HAMLET — “How do you feel?”
“How do you feel?” Mike Littles, coach of the 8U Richmond Warriors team, asks a second time.
“Great!” reply about 80 kids ages 7 to 14, who a few seconds prior were playing a no-rules, impromptu football game in the middle of the Hamlet Parks and Recreation Center on Spring Street, and who are now locked in to Littles’ speech. He talks about respect and discipline, and what it means for them to have made it to the end of their season.
The Warriors competed against AAU teams that were much more experienced than they were this season. Even though they didn’t win many games, Littles said they held their own and grew as individuals and as a team. The 12-year-olds made the playoffs this season, the first Warrior team to do so.
“We went from nowhere to one of the top teams,” Littles said of his 8-year-olds to the parents gathered in the gym for their awards ceremony. “Nobody thought we’d win one game.”
What started with five kids playing at Rohanen Middle School last summer evolved into what is now a thriving football community of more than 80 kids, parents and coaches, with even bigger things in store. Jose Colon, co-founder of 3D Youth, a 501c3 nonprofit and the banner organization over the Richmond Warriors, hopes that the football program can merge with an entrepreneurship program where kids can have a nurturing educational environment and they can learn “skills for life” such as tying a tie and putting together a resume.
“For a lot of the kids, we are their fathers,” said Antoine Shaw, co-founder of 3D Youth. “They would be doing something they didn’t have any business doing otherwise.”
3D Youth got approval from the Dobbins Heights Town Council to use the town’s community center to hold classes in September.
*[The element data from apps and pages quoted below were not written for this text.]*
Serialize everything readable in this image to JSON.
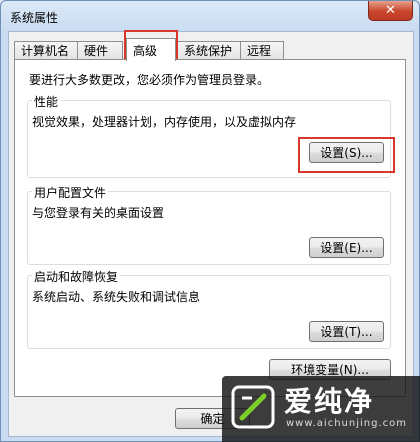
{
  "window": {
    "title": "系统属性",
    "close_label": "✕"
  },
  "tabs": [
    {
      "label": "计算机名"
    },
    {
      "label": "硬件"
    },
    {
      "label": "高级"
    },
    {
      "label": "系统保护"
    },
    {
      "label": "远程"
    }
  ],
  "active_tab": "高级",
  "notice": "要进行大多数更改，您必须作为管理员登录。",
  "performance": {
    "title": "性能",
    "description": "视觉效果，处理器计划，内存使用，以及虚拟内存",
    "button": "设置(S)..."
  },
  "user_profiles": {
    "title": "用户配置文件",
    "description": "与您登录有关的桌面设置",
    "button": "设置(E)..."
  },
  "startup_recovery": {
    "title": "启动和故障恢复",
    "description": "系统启动、系统失败和调试信息",
    "button": "设置(T)..."
  },
  "env_button": "环境变量(N)...",
  "footer": {
    "ok_label": "确定"
  },
  "watermark": {
    "name": "爱纯净",
    "url": "www.aichunjing.com"
  },
  "colors": {
    "highlight": "#d9362e",
    "window_frame": "#c9dcf1"
  }
}
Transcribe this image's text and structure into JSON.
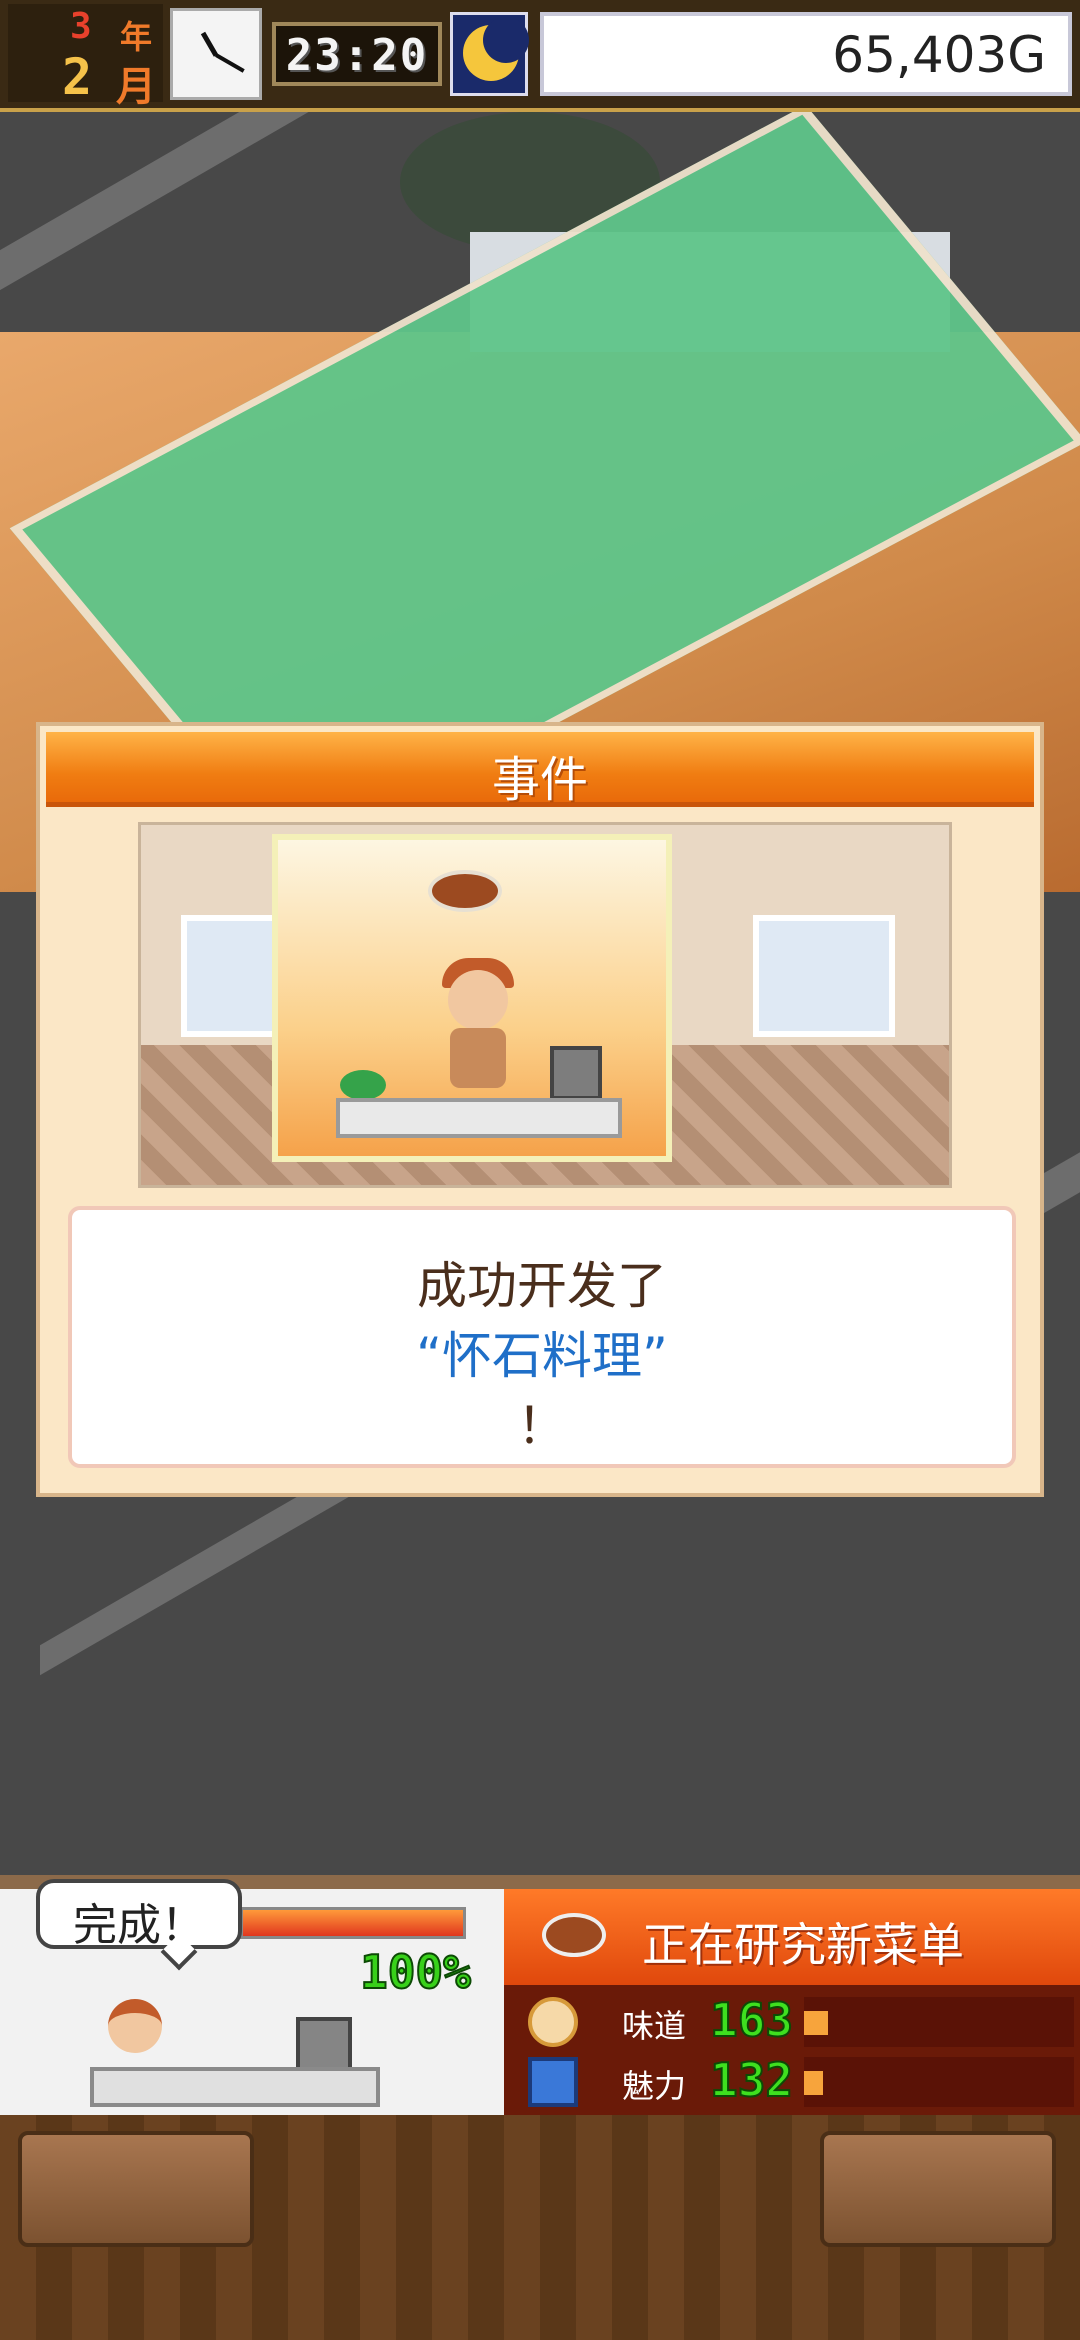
{
  "top_bar": {
    "year_num": "3",
    "year_unit": "年",
    "month_num": "2",
    "month_unit": "月",
    "time": "23:20",
    "money": "65,403G",
    "icons": [
      "clock-icon",
      "moon-icon"
    ]
  },
  "event_dialog": {
    "title": "事件",
    "message_line1": "成功开发了",
    "message_dish": "“怀石料理”",
    "message_line3": "！"
  },
  "status_panel": {
    "bubble_text": "完成！",
    "progress_label": "100%",
    "progress": 1.0,
    "info_title": "正在研究新菜单",
    "stats": [
      {
        "label": "味道",
        "value": "163",
        "bar_fraction": 0.09
      },
      {
        "label": "魅力",
        "value": "132",
        "bar_fraction": 0.07
      }
    ]
  },
  "colors": {
    "accent_orange": "#f07d12",
    "dish_name_blue": "#1f6fc8",
    "stat_green": "#3ee01f"
  }
}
The classes are planned to start in January, according to Colon.
Monday night was the awards banquet for the four age groups (ages eight, 10, 12 and 14). The players got medals for staying with the league, footballs for special recognition and rings for MVP. There was also a humanitarian and “ultimate warrior” award for the whole league. The humanitarian award went to the player who “made it his job” to be a good example to the others as a friend. The ultimate warrior award went to the player with the most hustle.
As each of Littles’ players walked up to accept their medals, he said a few words about each one. One was hard to find at practice. One was the hardest hitter on the team, rivaling that of the 14 year-olds but had to do better in the classroom. One could be an all-time great middle linebacker when he grows up.
Colon said his goal is for 3D Youth to grow into Richmond County’s own Boys and Girls Club where the kids can study, exercise and be kids in a safe environment year-round.
“[Being part of 3D Youth] changes the way they act in the street,” Colon said. “We’re trying to provide these kids with good experiences.”
Reach Gavin Stone at 910-817-2674 or email@example.com.